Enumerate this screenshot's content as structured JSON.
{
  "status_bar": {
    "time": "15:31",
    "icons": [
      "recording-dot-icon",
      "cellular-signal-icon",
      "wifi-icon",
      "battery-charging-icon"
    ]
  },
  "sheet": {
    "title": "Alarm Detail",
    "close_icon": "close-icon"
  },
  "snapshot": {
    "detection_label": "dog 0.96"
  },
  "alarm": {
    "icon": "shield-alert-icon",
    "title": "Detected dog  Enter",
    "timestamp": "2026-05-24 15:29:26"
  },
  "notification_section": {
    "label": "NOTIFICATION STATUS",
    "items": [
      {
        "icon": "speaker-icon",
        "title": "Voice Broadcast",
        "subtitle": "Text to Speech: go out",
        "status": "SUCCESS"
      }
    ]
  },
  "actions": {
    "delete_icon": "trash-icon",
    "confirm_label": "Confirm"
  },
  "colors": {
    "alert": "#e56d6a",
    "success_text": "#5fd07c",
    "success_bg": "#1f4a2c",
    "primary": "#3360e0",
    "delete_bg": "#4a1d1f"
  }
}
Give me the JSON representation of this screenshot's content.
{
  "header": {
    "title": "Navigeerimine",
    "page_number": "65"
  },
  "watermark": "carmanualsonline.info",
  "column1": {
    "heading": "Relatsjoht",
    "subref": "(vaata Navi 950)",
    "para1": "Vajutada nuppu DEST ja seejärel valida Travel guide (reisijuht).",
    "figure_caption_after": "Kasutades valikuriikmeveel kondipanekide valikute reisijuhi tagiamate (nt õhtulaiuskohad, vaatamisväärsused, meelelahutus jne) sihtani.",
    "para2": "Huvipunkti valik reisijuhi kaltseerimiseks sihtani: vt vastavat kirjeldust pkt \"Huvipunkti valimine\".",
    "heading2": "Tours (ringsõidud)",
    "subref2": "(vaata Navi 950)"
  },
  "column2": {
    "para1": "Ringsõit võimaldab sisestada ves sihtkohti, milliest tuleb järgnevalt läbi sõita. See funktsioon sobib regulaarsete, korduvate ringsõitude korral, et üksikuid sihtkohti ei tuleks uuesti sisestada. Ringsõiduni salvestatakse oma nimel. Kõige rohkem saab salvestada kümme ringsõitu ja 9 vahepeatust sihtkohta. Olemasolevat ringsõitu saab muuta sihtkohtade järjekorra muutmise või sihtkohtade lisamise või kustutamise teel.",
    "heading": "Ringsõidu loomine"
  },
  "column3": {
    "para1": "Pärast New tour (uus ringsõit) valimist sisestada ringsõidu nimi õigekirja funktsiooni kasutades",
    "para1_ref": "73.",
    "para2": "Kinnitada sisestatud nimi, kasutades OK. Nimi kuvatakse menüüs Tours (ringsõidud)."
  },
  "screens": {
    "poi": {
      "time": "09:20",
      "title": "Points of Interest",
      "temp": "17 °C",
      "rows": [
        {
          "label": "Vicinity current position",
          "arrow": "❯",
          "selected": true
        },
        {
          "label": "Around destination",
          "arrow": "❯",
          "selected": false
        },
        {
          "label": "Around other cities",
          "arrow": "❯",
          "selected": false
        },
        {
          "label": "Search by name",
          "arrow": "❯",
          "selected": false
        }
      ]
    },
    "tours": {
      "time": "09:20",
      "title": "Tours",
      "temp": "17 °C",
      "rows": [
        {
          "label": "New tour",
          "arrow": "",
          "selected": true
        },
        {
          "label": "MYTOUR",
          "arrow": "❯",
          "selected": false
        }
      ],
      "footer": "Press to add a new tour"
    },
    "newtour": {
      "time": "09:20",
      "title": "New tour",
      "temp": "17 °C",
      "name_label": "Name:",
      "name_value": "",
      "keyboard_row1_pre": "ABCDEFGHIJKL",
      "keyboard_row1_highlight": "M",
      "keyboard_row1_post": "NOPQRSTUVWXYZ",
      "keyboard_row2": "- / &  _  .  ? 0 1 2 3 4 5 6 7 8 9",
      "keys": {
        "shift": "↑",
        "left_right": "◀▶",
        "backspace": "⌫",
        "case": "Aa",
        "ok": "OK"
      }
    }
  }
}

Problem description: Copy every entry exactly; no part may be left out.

Task solution:
Enumerate this screenshot's content as structured JSON.
{
  "status_bar": {
    "time": "15:31",
    "icons": [
      "recording-dot-icon",
      "cellular-signal-icon",
      "wifi-icon",
      "battery-charging-icon"
    ]
  },
  "sheet": {
    "title": "Alarm Detail",
    "close_icon": "close-icon"
  },
  "snapshot": {
    "detection_label": "dog 0.96"
  },
  "alarm": {
    "icon": "shield-alert-icon",
    "title": "Detected dog  Enter",
    "timestamp": "2026-05-24 15:29:26"
  },
  "notification_section": {
    "label": "NOTIFICATION STATUS",
    "items": [
      {
        "icon": "speaker-icon",
        "title": "Voice Broadcast",
        "subtitle": "Text to Speech: go out",
        "status": "SUCCESS"
      }
    ]
  },
  "actions": {
    "delete_icon": "trash-icon",
    "confirm_label": "Confirm"
  },
  "colors": {
    "alert": "#e56d6a",
    "success_text": "#5fd07c",
    "success_bg": "#1f4a2c",
    "primary": "#3360e0",
    "delete_bg": "#4a1d1f"
  }
}
Give me the JSON representation of this screenshot's content.
{
  "header": {
    "title": "Navigeerimine",
    "page_number": "65"
  },
  "watermark": "carmanualsonline.info",
  "column1": {
    "heading": "Relatsjoht",
    "subref": "(vaata Navi 950)",
    "para1": "Vajutada nuppu DEST ja seejärel valida Travel guide (reisijuht).",
    "figure_caption_after": "Kasutades valikuriikmeveel kondipanekide valikute reisijuhi tagiamate (nt õhtulaiuskohad, vaatamisväärsused, meelelahutus jne) sihtani.",
    "para2": "Huvipunkti valik reisijuhi kaltseerimiseks sihtani: vt vastavat kirjeldust pkt \"Huvipunkti valimine\".",
    "heading2": "Tours (ringsõidud)",
    "subref2": "(vaata Navi 950)"
  },
  "column2": {
    "para1": "Ringsõit võimaldab sisestada ves sihtkohti, milliest tuleb järgnevalt läbi sõita. See funktsioon sobib regulaarsete, korduvate ringsõitude korral, et üksikuid sihtkohti ei tuleks uuesti sisestada. Ringsõiduni salvestatakse oma nimel. Kõige rohkem saab salvestada kümme ringsõitu ja 9 vahepeatust sihtkohta. Olemasolevat ringsõitu saab muuta sihtkohtade järjekorra muutmise või sihtkohtade lisamise või kustutamise teel.",
    "heading": "Ringsõidu loomine"
  },
  "column3": {
    "para1": "Pärast New tour (uus ringsõit) valimist sisestada ringsõidu nimi õigekirja funktsiooni kasutades",
    "para1_ref": "73.",
    "para2": "Kinnitada sisestatud nimi, kasutades OK. Nimi kuvatakse menüüs Tours (ringsõidud)."
  },
  "screens": {
    "poi": {
      "time": "09:20",
      "title": "Points of Interest",
      "temp": "17 °C",
      "rows": [
        {
          "label": "Vicinity current position",
          "arrow": "❯",
          "selected": true
        },
        {
          "label": "Around destination",
          "arrow": "❯",
          "selected": false
        },
        {
          "label": "Around other cities",
          "arrow": "❯",
          "selected": false
        },
        {
          "label": "Search by name",
          "arrow": "❯",
          "selected": false
        }
      ]
    },
    "tours": {
      "time": "09:20",
      "title": "Tours",
      "temp": "17 °C",
      "rows": [
        {
          "label": "New tour",
          "arrow": "",
          "selected": true
        },
        {
          "label": "MYTOUR",
          "arrow": "❯",
          "selected": false
        }
      ],
      "footer": "Press to add a new tour"
    },
    "newtour": {
      "time": "09:20",
      "title": "New tour",
      "temp": "17 °C",
      "name_label": "Name:",
      "name_value": "",
      "keyboard_row1_pre": "ABCDEFGHIJKL",
      "keyboard_row1_highlight": "M",
      "keyboard_row1_post": "NOPQRSTUVWXYZ",
      "keyboard_row2": "- / &  _  .  ? 0 1 2 3 4 5 6 7 8 9",
      "keys": {
        "shift": "↑",
        "left_right": "◀▶",
        "backspace": "⌫",
        "case": "Aa",
        "ok": "OK"
      }
    }
  }
}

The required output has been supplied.